The project is being run by Northern Gas Networks and Cadent, both of which have input £250,000 of funding each. It will also be part-funded a further £250,000 by the government’s £25 million Hy4Heat Innovation programme.

The non-residential homes, which will be built purely for demonstration, are set to open in April and will include appliances such as boilers, hobs, cookers and fires that will all be 100 per cent powered by hydrogen.

Members of the public will be able to visit and view the appliances and see how they compare to existing ones. Additionally other groups such as schools and universities will be able to learn about the new technology.

Both houses are intended to have a three-year lifespan but with the potential to last up to 10 years.

The project is aligned with a larger scheme detailed in the government’s 10-point plan, which last year set out the target of creating the first town heated entirely by hydrogen by 2030 as part of a wider goal to boost production of the low-carbon gas to 5GW by the same date.

Up to £500 million has been earmarked for investment in hydrogen, £240 million of which will go into new production facilities in 2021.

Mark Horsley, chief executive of Northern Gas Networks, said: “We’re delighted to be working with BEIS and Cadent on this unique demonstration, which gives energy customers a first glimpse at hydrogen technology in the home.

“Just like natural gas, hydrogen can heat homes in exactly the same way, meaning minimal change for customers in terms of how they use gas for heating or cooking.

“The houses bring to life the potential of this green gas for keeping UK homes warm, while minimising impact on the environment.”

Steve Fraser, Cadent chief executive, said: “We are proud to be part of this important project where we will be able to show customers what their future gas appliances will look like. A familiar sight to them, with one difference, they will be powered by hydrogen.

“These projects are so important to demonstrate a decarbonised energy solution in homes now.”

Meanwhile energy minister Anne-Marie Trevelyan said: “From running a hot bath and cooking our evening meals to turning on the heating, most of us use natural gas every day. However, to tackle climate change, we need to find alternatives to fossil fuels and move towards making clean energy the norm.

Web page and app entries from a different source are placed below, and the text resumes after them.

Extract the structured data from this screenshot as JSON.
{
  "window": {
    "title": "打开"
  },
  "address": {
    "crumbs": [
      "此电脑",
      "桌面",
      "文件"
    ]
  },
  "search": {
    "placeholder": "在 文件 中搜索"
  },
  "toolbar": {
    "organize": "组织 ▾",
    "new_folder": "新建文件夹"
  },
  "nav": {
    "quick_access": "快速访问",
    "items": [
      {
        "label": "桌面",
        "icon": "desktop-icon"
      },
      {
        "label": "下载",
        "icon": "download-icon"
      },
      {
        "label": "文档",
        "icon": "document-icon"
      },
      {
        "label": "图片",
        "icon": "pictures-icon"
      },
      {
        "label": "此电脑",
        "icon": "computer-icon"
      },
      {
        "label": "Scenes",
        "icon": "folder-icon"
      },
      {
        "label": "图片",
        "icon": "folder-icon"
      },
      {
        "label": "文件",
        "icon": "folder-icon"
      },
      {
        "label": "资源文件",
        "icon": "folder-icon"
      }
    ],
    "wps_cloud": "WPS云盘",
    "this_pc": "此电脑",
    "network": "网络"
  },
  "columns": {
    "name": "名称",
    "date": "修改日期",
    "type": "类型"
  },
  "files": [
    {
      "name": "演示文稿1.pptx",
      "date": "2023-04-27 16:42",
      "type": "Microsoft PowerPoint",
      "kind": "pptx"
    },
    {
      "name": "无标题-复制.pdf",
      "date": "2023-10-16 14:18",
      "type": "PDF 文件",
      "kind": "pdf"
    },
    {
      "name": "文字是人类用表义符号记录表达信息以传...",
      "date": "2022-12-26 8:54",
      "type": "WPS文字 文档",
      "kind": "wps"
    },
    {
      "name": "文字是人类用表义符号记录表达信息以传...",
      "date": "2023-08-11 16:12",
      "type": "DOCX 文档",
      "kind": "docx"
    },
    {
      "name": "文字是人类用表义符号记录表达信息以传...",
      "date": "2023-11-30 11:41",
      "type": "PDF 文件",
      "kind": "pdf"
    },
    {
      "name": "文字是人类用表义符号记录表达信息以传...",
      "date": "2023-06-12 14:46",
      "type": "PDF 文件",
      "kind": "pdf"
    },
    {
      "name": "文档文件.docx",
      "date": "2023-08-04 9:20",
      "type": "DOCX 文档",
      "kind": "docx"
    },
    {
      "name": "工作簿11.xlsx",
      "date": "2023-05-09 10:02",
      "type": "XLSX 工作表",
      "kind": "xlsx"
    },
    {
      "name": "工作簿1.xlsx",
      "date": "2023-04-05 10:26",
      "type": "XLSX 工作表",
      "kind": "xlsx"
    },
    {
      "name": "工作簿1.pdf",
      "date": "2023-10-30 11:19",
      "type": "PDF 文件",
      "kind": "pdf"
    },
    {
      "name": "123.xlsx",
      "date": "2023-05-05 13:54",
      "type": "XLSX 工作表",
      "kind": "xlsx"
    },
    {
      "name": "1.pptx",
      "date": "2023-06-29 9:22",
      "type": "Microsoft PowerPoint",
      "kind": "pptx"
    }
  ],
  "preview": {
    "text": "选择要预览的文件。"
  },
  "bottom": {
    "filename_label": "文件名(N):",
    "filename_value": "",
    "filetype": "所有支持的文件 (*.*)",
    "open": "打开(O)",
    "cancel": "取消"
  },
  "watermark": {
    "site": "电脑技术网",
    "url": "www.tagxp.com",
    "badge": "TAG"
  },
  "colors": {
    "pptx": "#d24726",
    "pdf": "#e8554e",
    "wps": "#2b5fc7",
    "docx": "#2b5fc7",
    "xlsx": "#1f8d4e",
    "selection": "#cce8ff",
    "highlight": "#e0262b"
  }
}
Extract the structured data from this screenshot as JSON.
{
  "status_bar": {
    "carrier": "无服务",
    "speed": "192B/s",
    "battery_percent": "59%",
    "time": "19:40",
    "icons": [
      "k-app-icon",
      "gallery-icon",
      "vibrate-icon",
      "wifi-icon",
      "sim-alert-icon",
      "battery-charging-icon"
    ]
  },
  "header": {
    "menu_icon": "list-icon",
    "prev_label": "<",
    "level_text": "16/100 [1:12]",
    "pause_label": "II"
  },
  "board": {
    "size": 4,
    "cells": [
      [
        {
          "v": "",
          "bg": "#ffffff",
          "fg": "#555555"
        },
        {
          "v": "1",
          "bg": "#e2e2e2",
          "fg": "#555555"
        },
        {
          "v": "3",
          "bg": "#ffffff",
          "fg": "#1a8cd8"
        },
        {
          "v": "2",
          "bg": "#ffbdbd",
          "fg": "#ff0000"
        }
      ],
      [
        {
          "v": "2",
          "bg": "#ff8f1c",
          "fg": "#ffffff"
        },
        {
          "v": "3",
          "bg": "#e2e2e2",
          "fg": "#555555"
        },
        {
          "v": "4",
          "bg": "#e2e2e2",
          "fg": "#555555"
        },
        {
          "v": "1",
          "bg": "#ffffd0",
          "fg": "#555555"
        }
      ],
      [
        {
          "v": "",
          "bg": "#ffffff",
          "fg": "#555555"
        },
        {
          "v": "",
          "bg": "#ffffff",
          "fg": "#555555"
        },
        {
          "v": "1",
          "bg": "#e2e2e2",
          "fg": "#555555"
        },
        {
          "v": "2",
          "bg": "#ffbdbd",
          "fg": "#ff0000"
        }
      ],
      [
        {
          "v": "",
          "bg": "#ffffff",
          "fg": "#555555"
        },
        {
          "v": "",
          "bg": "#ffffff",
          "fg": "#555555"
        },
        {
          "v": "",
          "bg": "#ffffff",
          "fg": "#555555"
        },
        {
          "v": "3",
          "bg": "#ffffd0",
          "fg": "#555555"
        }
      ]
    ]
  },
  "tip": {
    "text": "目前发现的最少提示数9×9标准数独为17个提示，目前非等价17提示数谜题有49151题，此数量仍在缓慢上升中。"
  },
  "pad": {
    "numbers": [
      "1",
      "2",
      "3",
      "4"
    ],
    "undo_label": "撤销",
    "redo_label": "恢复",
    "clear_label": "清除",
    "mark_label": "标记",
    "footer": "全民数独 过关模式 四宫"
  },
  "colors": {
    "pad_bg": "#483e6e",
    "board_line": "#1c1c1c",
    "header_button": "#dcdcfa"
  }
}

“While these new houses in Gateshead will look like any other, they will showcase how low carbon hydrogen can transform the way we power our homes and offer a glimpse of what the future holds as we build back greener.”